### [Task statement]
Give the data below again exactly, and drop each picture from it.

### [Supplied material]

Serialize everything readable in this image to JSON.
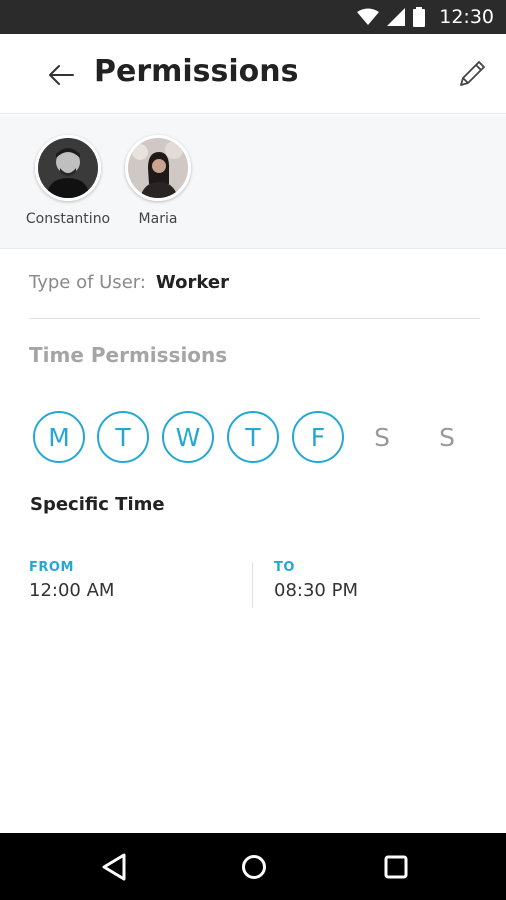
{
  "status_bar": {
    "time": "12:30",
    "icons": [
      "wifi-icon",
      "signal-icon",
      "battery-icon"
    ]
  },
  "header": {
    "title": "Permissions",
    "back_icon": "arrow-left-icon",
    "edit_icon": "pencil-icon"
  },
  "users": [
    {
      "name": "Constantino",
      "avatar": "avatar-photo-man"
    },
    {
      "name": "Maria",
      "avatar": "avatar-photo-woman"
    }
  ],
  "user_type": {
    "label": "Type of User:",
    "value": "Worker"
  },
  "time_permissions": {
    "title": "Time Permissions",
    "days": [
      {
        "letter": "M",
        "selected": true
      },
      {
        "letter": "T",
        "selected": true
      },
      {
        "letter": "W",
        "selected": true
      },
      {
        "letter": "T",
        "selected": true
      },
      {
        "letter": "F",
        "selected": true
      },
      {
        "letter": "S",
        "selected": false
      },
      {
        "letter": "S",
        "selected": false
      }
    ]
  },
  "specific_time": {
    "title": "Specific Time",
    "from_label": "FROM",
    "from_value": "12:00 AM",
    "to_label": "TO",
    "to_value": "08:30 PM"
  },
  "colors": {
    "accent": "#25a7d5",
    "status_bar": "#2b2b2b",
    "nav_bar": "#000000"
  },
  "nav_bar": {
    "icons": [
      "triangle-back-icon",
      "circle-home-icon",
      "square-recents-icon"
    ]
  }
}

### [Response to this task]
Serialize everything readable in this image to JSON.
{
  "status_bar": {
    "time": "12:30",
    "icons": [
      "wifi-icon",
      "signal-icon",
      "battery-icon"
    ]
  },
  "header": {
    "title": "Permissions",
    "back_icon": "arrow-left-icon",
    "edit_icon": "pencil-icon"
  },
  "users": [
    {
      "name": "Constantino",
      "avatar": "avatar-photo-man"
    },
    {
      "name": "Maria",
      "avatar": "avatar-photo-woman"
    }
  ],
  "user_type": {
    "label": "Type of User:",
    "value": "Worker"
  },
  "time_permissions": {
    "title": "Time Permissions",
    "days": [
      {
        "letter": "M",
        "selected": true
      },
      {
        "letter": "T",
        "selected": true
      },
      {
        "letter": "W",
        "selected": true
      },
      {
        "letter": "T",
        "selected": true
      },
      {
        "letter": "F",
        "selected": true
      },
      {
        "letter": "S",
        "selected": false
      },
      {
        "letter": "S",
        "selected": false
      }
    ]
  },
  "specific_time": {
    "title": "Specific Time",
    "from_label": "FROM",
    "from_value": "12:00 AM",
    "to_label": "TO",
    "to_value": "08:30 PM"
  },
  "colors": {
    "accent": "#25a7d5",
    "status_bar": "#2b2b2b",
    "nav_bar": "#000000"
  },
  "nav_bar": {
    "icons": [
      "triangle-back-icon",
      "circle-home-icon",
      "square-recents-icon"
    ]
  }
}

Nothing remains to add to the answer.